=== SUPPLIED MATERIAL ===

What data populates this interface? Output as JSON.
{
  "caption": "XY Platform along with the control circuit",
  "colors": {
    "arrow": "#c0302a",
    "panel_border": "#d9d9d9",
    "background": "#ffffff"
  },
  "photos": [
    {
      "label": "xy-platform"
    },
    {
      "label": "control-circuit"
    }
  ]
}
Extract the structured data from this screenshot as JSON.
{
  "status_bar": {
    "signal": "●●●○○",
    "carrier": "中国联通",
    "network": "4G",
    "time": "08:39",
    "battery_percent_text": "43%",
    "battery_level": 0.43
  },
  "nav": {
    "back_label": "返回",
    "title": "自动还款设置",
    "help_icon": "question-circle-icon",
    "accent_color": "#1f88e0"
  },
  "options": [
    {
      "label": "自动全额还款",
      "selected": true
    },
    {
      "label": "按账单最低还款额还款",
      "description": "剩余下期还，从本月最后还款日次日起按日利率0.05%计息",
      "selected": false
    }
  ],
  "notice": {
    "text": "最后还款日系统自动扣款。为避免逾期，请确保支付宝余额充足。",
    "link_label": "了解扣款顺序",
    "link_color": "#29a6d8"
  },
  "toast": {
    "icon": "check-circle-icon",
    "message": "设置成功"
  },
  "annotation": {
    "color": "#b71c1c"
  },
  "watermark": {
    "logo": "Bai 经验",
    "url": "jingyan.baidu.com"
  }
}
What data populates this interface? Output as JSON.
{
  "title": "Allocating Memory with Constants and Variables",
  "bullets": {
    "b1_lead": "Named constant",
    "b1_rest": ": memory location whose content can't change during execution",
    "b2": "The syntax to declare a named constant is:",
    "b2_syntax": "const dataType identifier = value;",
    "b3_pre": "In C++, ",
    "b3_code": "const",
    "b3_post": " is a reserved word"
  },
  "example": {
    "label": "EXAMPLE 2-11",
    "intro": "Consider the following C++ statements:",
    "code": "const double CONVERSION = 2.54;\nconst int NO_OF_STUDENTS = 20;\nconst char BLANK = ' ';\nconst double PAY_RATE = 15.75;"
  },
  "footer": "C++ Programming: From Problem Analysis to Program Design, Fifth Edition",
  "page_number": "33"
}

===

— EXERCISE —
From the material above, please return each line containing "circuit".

— WRITTEN RESPONSE —
  "caption": "XY Platform along with the control circuit",
      "label": "control-circuit"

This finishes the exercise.